Over the years cruise ships have become bigger and bigger - bringing attention and fanfare with every superlative. On the news, on social media, and in ads it seems cruise lines are constantly trying to "out-build" each other. While there is no doubt that many consumers are excited about these giant vessels, did you know that they don't represent the majority of new ships? Let's talk about why mega-ships are so popular, and what the average new cruise ship size actually is. Read more about New cruise ships are huge - except when they're not.
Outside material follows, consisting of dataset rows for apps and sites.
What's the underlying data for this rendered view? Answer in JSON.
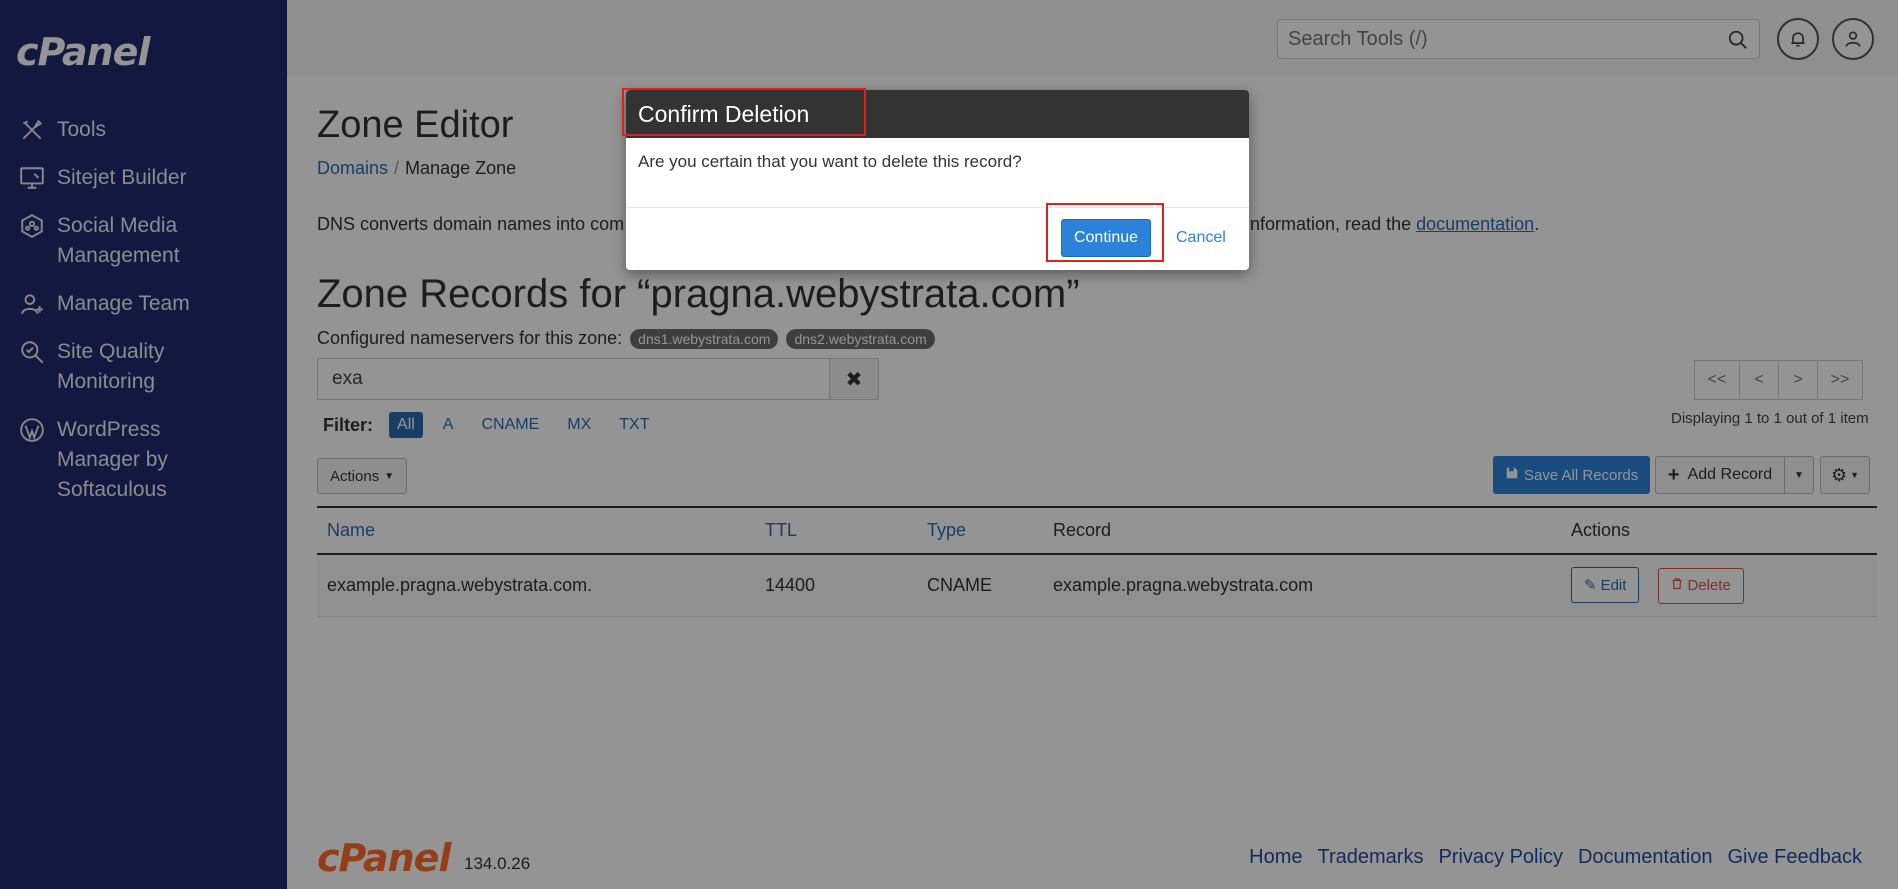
{
  "sidebar": {
    "logo": "cPanel",
    "items": [
      {
        "label": "Tools",
        "icon": "tools-icon"
      },
      {
        "label": "Sitejet Builder",
        "icon": "monitor-icon"
      },
      {
        "label": "Social Media\nManagement",
        "icon": "social-icon"
      },
      {
        "label": "Manage Team",
        "icon": "add-user-icon"
      },
      {
        "label": "Site Quality\nMonitoring",
        "icon": "site-check-icon"
      },
      {
        "label": "WordPress\n   Manager by\nSoftaculous",
        "icon": "wordpress-icon"
      }
    ]
  },
  "header": {
    "search_placeholder": "Search Tools (/)",
    "search_value": ""
  },
  "main": {
    "title": "Zone Editor",
    "breadcrumb": {
      "link": "Domains",
      "sep": "/",
      "current": "Manage Zone"
    },
    "intro_part1": "DNS converts domain names into com",
    "intro_part2": "re information, read the ",
    "intro_link": "documentation",
    "intro_end": ".",
    "zone_title": "Zone Records for “pragna.webystrata.com”",
    "ns_label": "Configured nameservers for this zone:",
    "nameservers": [
      "dns1.webystrata.com",
      "dns2.webystrata.com"
    ],
    "filter_value": "exa",
    "filter_label": "Filter:",
    "filters": [
      "All",
      "A",
      "CNAME",
      "MX",
      "TXT"
    ],
    "active_filter": "All",
    "pager": [
      "<<",
      "<",
      ">",
      ">>"
    ],
    "displaying": "Displaying 1 to 1 out of 1 item",
    "actions_label": "Actions",
    "save_all_label": "Save All Records",
    "add_record_label": "Add Record",
    "table": {
      "headers": [
        "Name",
        "TTL",
        "Type",
        "Record",
        "Actions"
      ],
      "rows": [
        {
          "name": "example.pragna.webystrata.com.",
          "ttl": "14400",
          "type": "CNAME",
          "record": "example.pragna.webystrata.com",
          "edit": "Edit",
          "delete": "Delete"
        }
      ]
    }
  },
  "footer": {
    "logo": "cPanel",
    "version": "134.0.26",
    "links": [
      "Home",
      "Trademarks",
      "Privacy Policy",
      "Documentation",
      "Give Feedback"
    ]
  },
  "dialog": {
    "title": "Confirm Deletion",
    "message": "Are you certain that you want to delete this record?",
    "continue_label": "Continue",
    "cancel_label": "Cancel"
  },
  "colors": {
    "sidebar_bg": "#1f2a6d",
    "accent": "#2b82d9",
    "link": "#2b6cb0",
    "danger": "#d9534f",
    "highlight": "#e02020"
  }
}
Today, cruising evokes images of leisurely tropical destinations or exploration of historical sites on another continent. Not long ago however, traveling by passenger ship was transportation, and speed mattered. The need to quickly cross the Atlantic, combined with a geo-political climate (including two world wars) that promoted national pride, lead to government and industry joining hands in the quest for a symbolic award: The Blue Riband... Read more about A Brief History of the Blue Riband - The Fastest Passenger Ships to Sail the Atlantic
When you think of cruising most people think about leaving from South Florida, Seattle, or perhaps a large city in Europe. There are many other ports out of which you can cruise, and recently Carnival announced they’re greatly increasing their capacity at some of them. We look at why this is important, and what we think it might say about the popularity of cruising as well as the economy... Read more about Carnival Increased Capacity in Tampa, Galveston, and New Orleans: Why these ports matter more than you think.
Today, Celebrity Cruises announced that their captains are now able to perform same-sex marriages at sea. This is great news - but why isn't everyone doing it? It has to do with flags...sort of. Let's learn a little but about about today's announcement and dig into why we don't see it happening across all cruise lines... Read more about Celebrity Now Offering Legal Same-Sex Marriages at Sea - Why aren't all lines?
It’s easy to long for the way things used to be, but equally easy to miss great advancements in front of you while looking behind you. More dining options, larger cabins, cashless cruising, and more. We may not think about these every day, but you’d quickly long for them if you stepped (or sailed) back in time.
I was somewhat “born into cruising”, my experience coming about in the way that someone whose parents have a cabin in the mountains will always head to the hills to relax and reflect – but my relaxation had a midnight buffet and a muster drill. I’m fortunate, and this fortune has offered me a long-term view of cruising that few are lucky enough to have.
I’m sitting now in the serine solarium aboard the Harmony of the Seas, the world’s largest cruise ship. This ship is similar to some of the earliest ships I sailed, in that it floats, and the people in charge are known as “officers”. A lot has changed... Read more about The "Good Old Days" of Cruising Were Nice, but Today's Cruising Is Even Better
Great memories are made on cruises. Whether a family get-together, a honeymoon, or just a trip with friends – we all like to have photos to help preserve these memories, and most of us carry a camera around all the time (in our phones of course). Does that leave a place for shipboard photographers or are they just an interruption at dinner and embarkation? Let’s dig into the pros and cons of this offering and learn a bit more about it… Read more about Cruise Ship Photographers - Picture Perfect or an Unsightly Blur?
For decades cruise ships became more advanced and more spacious, but despite these changes, ships still looked like ships. With Royal Caribbean’s launch of Voyager of The Seas in November of 1998 however, things started to look quite different. With this behemoth (the largest cruise ship at the time) came the first rock wall and ice rink at sea, as well as the Royal Promenade. The ice rink and rock wall were, and still are, impressive. The Royal Promenade however was something truly different.
Up until this ship, the major venues on cruise ships all had views of the sea. Part of this was to be expected by guests – you’re on a ship after all. Another part however was out of necessity, as the size of ships never allowed for any reasonably large venue to be located above the water line and not come up against the windows of the ship or the outdoor promenade. The size of the Voyager of The Seas made it possible to essentially put a shopping and dining district inside of the ship in a way that to this day, makes strolling the Royal Promenade an experience which in no way reveals that passengers are on a ship rather than on land.... Read more about Many new cruise ships will look to the sea. Will those seeking floating hotels appreciate a return to the ocean?